Singapore Creative Writing Residency Final Showcase Dancing, Fighting and Writing: Lessons from the body captured in words
Gitanjali Kolanad, the 2016 Singapore Creative Writing Resident, presented her final showcase marking the end of her six month residency where she had been working on her first novel, Girl Made of Gold. The novel explores the world of the devadasi, the hereditary temple dancer, in the 1920s. A reading of the new novel was punctuated with performances by Kalaripayat artist Hans Wolfgramm and Bharata Natyam dancer Katyaini Reddy. This multidisciplinary showcase also examined how Indian movement traditions can bring a sensory awareness of time, space and the body that can enliven one's writing.

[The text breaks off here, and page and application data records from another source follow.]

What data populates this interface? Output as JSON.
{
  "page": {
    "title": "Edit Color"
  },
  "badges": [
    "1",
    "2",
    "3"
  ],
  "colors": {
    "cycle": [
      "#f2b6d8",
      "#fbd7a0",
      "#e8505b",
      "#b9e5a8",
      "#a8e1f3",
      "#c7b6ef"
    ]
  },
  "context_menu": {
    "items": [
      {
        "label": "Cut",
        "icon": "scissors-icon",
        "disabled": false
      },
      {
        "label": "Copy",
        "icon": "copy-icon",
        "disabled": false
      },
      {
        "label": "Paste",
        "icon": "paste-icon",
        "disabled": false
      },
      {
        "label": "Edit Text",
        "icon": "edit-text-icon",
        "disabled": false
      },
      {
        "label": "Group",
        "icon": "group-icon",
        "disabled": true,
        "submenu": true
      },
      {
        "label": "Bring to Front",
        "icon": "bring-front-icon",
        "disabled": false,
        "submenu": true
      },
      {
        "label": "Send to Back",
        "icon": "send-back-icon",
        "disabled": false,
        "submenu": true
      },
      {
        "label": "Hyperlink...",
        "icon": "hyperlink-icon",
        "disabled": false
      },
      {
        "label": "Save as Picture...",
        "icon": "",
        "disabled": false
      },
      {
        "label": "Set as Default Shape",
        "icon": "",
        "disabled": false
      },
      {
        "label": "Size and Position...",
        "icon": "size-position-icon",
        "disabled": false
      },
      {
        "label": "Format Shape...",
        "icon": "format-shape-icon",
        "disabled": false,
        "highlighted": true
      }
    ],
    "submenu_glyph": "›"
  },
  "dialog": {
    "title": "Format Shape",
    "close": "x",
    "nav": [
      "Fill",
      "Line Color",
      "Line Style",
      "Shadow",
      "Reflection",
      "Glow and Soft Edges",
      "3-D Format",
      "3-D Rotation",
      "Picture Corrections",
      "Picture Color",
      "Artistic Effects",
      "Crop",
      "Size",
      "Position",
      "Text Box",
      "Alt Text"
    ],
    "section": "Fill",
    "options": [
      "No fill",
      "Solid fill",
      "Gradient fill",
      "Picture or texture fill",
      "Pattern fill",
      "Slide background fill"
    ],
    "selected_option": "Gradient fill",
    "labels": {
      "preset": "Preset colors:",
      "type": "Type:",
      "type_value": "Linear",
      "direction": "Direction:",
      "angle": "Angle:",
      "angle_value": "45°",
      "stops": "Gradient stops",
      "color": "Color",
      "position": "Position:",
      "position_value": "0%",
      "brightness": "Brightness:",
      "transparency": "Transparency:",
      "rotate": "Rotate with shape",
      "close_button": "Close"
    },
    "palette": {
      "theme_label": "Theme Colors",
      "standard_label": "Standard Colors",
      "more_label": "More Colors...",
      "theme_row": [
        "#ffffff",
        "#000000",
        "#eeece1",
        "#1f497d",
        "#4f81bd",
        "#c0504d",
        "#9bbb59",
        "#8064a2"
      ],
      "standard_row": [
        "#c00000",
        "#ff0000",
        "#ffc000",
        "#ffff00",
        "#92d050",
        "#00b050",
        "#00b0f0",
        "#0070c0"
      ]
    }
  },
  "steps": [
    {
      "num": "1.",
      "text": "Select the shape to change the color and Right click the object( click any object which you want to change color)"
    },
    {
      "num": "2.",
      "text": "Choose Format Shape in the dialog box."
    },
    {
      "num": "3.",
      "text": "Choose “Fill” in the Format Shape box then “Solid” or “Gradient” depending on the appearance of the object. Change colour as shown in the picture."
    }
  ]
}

About Gitanjali Kolanad
Gitanjali Kolanad was involved in the practice, performance, and teaching of bharata natyam for more than forty years. She performed in major cities in Europe, America and India, including London, New York, Paris, Vienna, Berlin, Toronto, Tokyo, New Delhi, Bombay, and Madras. Her traditional performances were praised by critics, while her contemporary choreographic work won new audiences for bharata natyam.
Her work was often multi-disciplinary, arising out of collaborations with artists from other disciplines: director Phillip Zarrilli, video/installation artist Ray Langenbach, poet Judith Kroll, violinist Parmela Attariwala, to name a few. Her performances incorporated folk and ritual forms of dance, theatre and martial art forms from South India. She created eight major full-length dance works, many of which she performed all over the world.
Gitanjali's short story The American Girl won second prize in the 2008 CBC Literary Awards. The story is part of a collection published in 2011 by Penguin India and long-listed for the Frank O’Connor Short Story Award that year. Her previous book, Culture Shock: India, published by Marshall Cavendish, is now into its third edition, and has been translated into Korean. She has written numerous articles on aspects of Indian dance for well-known Indian publications, such as Open Magazine and Seminar. For two years, she contributed a column on arts and culture to the newspaper New Indian Express.
She co-founded IMPACT - Indian Martial and Performance Arts Collective of Toronto, which teaches the Indian martial art form of kalaripayat to at-risk youth in underserved neighbourhoods. Presently she is teaching courses in the Dept of Art, Design and Performing Arts while developing a fully-fledged performing arts program at Shiv Nadar University.